After 76 years, Tahoe PUD alters director election process
TAHOE CITY, Calif. — The Tahoe City Public Utility District is changing the way board members are elected this November, updating a process that’s been in place for 76 years.
In a 3-2 vote, TCPUD directors on April 18 approved changing to a voting-at-large method, in which candidates run for all available board seats.
Since the district’s inception in 1938, candidates have run for a seat number (1 through 5), with the top vote-getter for each winning it. The district’s five seats don’t represent geographical areas.
That was one argument director Ron Treabess used in support of the switch.
“This is the way most elections are now done, and my feeling is that we ought to bring us up to the current way most elections are being run in order to provide an opportunity for more people to feel comfortable to run for one of these seats,” he said at TCPUD’s April 18 board meeting.

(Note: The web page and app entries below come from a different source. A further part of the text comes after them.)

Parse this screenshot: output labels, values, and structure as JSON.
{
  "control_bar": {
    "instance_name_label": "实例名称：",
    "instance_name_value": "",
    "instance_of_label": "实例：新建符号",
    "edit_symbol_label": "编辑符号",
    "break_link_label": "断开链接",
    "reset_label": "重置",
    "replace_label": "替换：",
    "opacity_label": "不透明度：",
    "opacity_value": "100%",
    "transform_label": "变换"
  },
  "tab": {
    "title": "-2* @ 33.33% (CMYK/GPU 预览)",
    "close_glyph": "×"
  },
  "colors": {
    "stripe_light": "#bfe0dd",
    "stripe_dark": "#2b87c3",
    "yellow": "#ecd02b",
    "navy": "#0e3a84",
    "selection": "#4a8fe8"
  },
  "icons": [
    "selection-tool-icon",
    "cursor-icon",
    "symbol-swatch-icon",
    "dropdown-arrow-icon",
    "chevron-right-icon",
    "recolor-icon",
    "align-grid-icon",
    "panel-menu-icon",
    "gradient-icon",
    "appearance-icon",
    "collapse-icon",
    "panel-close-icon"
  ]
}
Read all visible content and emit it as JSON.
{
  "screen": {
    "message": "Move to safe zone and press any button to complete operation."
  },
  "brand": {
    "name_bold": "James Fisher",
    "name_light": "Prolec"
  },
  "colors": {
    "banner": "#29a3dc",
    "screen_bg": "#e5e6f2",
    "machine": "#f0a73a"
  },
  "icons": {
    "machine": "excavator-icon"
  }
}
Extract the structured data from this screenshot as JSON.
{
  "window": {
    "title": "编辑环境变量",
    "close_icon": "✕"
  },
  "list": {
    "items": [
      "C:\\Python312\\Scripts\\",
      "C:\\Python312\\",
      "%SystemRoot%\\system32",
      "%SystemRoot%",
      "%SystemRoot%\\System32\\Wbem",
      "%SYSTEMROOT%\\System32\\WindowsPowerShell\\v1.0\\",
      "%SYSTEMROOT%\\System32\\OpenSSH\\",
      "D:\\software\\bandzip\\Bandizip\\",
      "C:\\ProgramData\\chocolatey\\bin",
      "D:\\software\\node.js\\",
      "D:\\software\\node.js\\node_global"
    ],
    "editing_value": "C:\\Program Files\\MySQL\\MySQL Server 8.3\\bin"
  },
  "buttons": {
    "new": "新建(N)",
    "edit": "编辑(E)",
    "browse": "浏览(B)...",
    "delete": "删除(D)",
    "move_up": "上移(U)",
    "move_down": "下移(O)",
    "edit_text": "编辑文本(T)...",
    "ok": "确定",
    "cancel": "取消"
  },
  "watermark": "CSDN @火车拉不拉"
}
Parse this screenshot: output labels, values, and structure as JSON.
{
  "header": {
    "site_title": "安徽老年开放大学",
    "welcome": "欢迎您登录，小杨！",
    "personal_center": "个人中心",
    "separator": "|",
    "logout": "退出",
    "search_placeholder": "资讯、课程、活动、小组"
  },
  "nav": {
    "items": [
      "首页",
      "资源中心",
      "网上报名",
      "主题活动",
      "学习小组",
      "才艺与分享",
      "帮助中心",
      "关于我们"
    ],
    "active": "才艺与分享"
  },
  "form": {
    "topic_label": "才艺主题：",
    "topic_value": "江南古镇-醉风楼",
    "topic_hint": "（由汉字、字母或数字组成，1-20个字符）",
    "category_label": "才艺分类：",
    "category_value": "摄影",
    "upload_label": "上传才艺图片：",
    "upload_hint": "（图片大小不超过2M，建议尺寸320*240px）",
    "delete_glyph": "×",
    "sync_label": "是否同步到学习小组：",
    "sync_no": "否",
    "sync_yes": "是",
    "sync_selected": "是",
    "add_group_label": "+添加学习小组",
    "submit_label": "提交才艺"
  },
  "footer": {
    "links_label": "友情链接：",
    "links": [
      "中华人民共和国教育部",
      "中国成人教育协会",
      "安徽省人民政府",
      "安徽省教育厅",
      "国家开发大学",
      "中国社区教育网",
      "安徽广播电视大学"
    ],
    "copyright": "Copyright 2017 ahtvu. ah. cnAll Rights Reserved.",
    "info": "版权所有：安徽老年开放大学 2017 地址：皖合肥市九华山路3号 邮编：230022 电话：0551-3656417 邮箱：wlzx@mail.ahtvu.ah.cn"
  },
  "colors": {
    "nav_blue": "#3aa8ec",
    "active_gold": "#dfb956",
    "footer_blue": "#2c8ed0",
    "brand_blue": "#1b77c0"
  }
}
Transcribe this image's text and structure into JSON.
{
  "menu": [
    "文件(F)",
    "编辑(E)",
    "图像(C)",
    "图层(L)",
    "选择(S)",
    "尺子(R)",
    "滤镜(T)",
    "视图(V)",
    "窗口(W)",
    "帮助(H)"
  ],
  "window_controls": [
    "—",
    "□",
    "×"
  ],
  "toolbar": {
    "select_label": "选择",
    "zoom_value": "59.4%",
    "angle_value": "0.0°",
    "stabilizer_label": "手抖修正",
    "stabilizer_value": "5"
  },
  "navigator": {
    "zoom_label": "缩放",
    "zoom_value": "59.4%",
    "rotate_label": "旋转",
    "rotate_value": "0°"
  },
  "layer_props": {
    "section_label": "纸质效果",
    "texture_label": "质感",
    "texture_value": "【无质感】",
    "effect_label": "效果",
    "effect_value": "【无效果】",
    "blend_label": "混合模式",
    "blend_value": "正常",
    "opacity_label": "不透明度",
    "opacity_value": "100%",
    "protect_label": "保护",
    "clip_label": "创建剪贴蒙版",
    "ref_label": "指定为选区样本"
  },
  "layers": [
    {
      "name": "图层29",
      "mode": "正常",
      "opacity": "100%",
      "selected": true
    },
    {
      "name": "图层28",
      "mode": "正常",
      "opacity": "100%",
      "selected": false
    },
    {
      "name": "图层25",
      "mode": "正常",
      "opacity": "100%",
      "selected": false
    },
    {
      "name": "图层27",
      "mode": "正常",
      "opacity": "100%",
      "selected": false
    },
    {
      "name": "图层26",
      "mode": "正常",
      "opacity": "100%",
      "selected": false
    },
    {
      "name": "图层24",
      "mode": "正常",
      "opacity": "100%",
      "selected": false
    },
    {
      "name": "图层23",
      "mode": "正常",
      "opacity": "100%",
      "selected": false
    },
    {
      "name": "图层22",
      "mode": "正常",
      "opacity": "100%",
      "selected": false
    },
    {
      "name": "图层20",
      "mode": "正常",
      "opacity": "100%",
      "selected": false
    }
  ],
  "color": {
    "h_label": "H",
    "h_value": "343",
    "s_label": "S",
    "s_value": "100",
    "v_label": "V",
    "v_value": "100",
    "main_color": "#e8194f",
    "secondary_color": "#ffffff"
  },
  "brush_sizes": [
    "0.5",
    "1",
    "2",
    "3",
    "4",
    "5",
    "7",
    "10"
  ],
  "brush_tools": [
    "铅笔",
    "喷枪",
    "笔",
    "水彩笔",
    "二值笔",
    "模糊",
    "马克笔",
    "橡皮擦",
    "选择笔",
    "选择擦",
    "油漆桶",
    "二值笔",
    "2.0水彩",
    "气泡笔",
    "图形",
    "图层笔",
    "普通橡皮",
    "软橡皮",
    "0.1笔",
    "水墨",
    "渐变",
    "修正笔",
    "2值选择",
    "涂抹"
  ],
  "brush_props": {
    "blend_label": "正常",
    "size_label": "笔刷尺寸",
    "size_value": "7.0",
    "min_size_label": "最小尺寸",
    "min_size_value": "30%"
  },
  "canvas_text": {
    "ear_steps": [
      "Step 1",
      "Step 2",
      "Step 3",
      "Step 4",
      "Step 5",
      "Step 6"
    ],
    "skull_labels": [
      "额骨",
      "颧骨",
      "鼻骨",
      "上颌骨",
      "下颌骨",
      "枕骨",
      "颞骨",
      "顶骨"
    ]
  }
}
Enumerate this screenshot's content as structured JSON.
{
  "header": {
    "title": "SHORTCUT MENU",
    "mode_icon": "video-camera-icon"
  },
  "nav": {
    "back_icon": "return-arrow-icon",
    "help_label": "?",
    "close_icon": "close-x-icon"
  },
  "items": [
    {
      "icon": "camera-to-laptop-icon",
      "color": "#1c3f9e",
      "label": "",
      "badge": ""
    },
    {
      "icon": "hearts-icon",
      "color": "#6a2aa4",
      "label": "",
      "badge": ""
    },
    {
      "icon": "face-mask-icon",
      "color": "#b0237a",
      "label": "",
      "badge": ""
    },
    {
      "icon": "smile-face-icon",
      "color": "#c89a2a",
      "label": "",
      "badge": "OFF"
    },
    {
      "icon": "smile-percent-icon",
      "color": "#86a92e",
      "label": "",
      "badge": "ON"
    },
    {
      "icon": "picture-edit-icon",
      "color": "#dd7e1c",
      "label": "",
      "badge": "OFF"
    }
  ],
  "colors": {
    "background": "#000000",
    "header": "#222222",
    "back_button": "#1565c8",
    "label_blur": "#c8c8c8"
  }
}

Board vice president Erik Henrikson voiced his opposition to the change.
“It’s not broke,” he said. “It works fine, and I don’t support changing it.”
Due to the board being split on the matter, the district collected public feedback. A postcard survey sent to the district’s 3,132 registered voters and a newsletter survey to its 7,800 water and sewer customers found majority support for the at-large method, according to previous reports.
Two seats are up for the Nov. 4 general election — one held by TCPUD board president Dan Wilkins, the other by director Lou Reinkens.
Each director serves a four-year term.